• Items from an interface collection:
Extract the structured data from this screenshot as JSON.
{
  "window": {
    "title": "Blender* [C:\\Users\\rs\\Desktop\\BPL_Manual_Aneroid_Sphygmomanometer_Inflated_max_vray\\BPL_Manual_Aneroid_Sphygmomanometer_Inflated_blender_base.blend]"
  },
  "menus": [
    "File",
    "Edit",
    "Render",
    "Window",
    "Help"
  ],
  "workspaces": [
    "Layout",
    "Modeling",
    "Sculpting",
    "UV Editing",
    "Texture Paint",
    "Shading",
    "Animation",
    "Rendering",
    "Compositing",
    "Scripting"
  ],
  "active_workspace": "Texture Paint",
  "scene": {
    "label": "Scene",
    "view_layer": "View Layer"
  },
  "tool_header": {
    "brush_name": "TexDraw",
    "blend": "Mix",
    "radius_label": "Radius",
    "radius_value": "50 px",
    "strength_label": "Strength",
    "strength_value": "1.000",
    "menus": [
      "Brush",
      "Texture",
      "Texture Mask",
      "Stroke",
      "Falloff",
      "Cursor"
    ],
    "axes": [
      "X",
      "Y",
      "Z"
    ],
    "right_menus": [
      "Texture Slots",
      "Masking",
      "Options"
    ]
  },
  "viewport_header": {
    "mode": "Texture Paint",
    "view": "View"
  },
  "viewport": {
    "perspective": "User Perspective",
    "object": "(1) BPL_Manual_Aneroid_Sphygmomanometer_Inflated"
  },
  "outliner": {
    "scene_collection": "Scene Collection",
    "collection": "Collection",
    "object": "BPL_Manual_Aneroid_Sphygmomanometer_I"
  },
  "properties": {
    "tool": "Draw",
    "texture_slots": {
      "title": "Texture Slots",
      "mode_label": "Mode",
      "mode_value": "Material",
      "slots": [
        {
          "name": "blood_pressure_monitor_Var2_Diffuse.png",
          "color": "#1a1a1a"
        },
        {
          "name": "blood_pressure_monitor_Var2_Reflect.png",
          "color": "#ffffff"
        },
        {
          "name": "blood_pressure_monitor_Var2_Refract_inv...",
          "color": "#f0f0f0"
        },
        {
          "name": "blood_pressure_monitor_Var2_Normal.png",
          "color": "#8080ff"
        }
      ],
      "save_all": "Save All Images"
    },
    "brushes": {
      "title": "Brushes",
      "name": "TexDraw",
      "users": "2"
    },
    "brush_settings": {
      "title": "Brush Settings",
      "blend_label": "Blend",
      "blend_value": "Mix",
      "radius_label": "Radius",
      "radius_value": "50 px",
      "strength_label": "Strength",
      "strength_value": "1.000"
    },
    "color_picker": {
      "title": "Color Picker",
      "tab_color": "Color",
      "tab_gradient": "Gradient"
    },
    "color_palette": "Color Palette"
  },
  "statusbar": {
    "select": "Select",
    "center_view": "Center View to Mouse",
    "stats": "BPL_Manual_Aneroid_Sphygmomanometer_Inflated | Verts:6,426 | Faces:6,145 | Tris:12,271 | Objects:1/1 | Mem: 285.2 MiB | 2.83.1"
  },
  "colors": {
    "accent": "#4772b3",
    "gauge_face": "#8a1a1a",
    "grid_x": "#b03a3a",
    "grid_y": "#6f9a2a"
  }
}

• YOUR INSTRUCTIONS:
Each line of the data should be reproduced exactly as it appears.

• RESPONSE TO THIS TASK:
Extract the structured data from this screenshot as JSON.
{
  "window": {
    "title": "Blender* [C:\\Users\\rs\\Desktop\\BPL_Manual_Aneroid_Sphygmomanometer_Inflated_max_vray\\BPL_Manual_Aneroid_Sphygmomanometer_Inflated_blender_base.blend]"
  },
  "menus": [
    "File",
    "Edit",
    "Render",
    "Window",
    "Help"
  ],
  "workspaces": [
    "Layout",
    "Modeling",
    "Sculpting",
    "UV Editing",
    "Texture Paint",
    "Shading",
    "Animation",
    "Rendering",
    "Compositing",
    "Scripting"
  ],
  "active_workspace": "Texture Paint",
  "scene": {
    "label": "Scene",
    "view_layer": "View Layer"
  },
  "tool_header": {
    "brush_name": "TexDraw",
    "blend": "Mix",
    "radius_label": "Radius",
    "radius_value": "50 px",
    "strength_label": "Strength",
    "strength_value": "1.000",
    "menus": [
      "Brush",
      "Texture",
      "Texture Mask",
      "Stroke",
      "Falloff",
      "Cursor"
    ],
    "axes": [
      "X",
      "Y",
      "Z"
    ],
    "right_menus": [
      "Texture Slots",
      "Masking",
      "Options"
    ]
  },
  "viewport_header": {
    "mode": "Texture Paint",
    "view": "View"
  },
  "viewport": {
    "perspective": "User Perspective",
    "object": "(1) BPL_Manual_Aneroid_Sphygmomanometer_Inflated"
  },
  "outliner": {
    "scene_collection": "Scene Collection",
    "collection": "Collection",
    "object": "BPL_Manual_Aneroid_Sphygmomanometer_I"
  },
  "properties": {
    "tool": "Draw",
    "texture_slots": {
      "title": "Texture Slots",
      "mode_label": "Mode",
      "mode_value": "Material",
      "slots": [
        {
          "name": "blood_pressure_monitor_Var2_Diffuse.png",
          "color": "#1a1a1a"
        },
        {
          "name": "blood_pressure_monitor_Var2_Reflect.png",
          "color": "#ffffff"
        },
        {
          "name": "blood_pressure_monitor_Var2_Refract_inv...",
          "color": "#f0f0f0"
        },
        {
          "name": "blood_pressure_monitor_Var2_Normal.png",
          "color": "#8080ff"
        }
      ],
      "save_all": "Save All Images"
    },
    "brushes": {
      "title": "Brushes",
      "name": "TexDraw",
      "users": "2"
    },
    "brush_settings": {
      "title": "Brush Settings",
      "blend_label": "Blend",
      "blend_value": "Mix",
      "radius_label": "Radius",
      "radius_value": "50 px",
      "strength_label": "Strength",
      "strength_value": "1.000"
    },
    "color_picker": {
      "title": "Color Picker",
      "tab_color": "Color",
      "tab_gradient": "Gradient"
    },
    "color_palette": "Color Palette"
  },
  "statusbar": {
    "select": "Select",
    "center_view": "Center View to Mouse",
    "stats": "BPL_Manual_Aneroid_Sphygmomanometer_Inflated | Verts:6,426 | Faces:6,145 | Tris:12,271 | Objects:1/1 | Mem: 285.2 MiB | 2.83.1"
  },
  "colors": {
    "accent": "#4772b3",
    "gauge_face": "#8a1a1a",
    "grid_x": "#b03a3a",
    "grid_y": "#6f9a2a"
  }
}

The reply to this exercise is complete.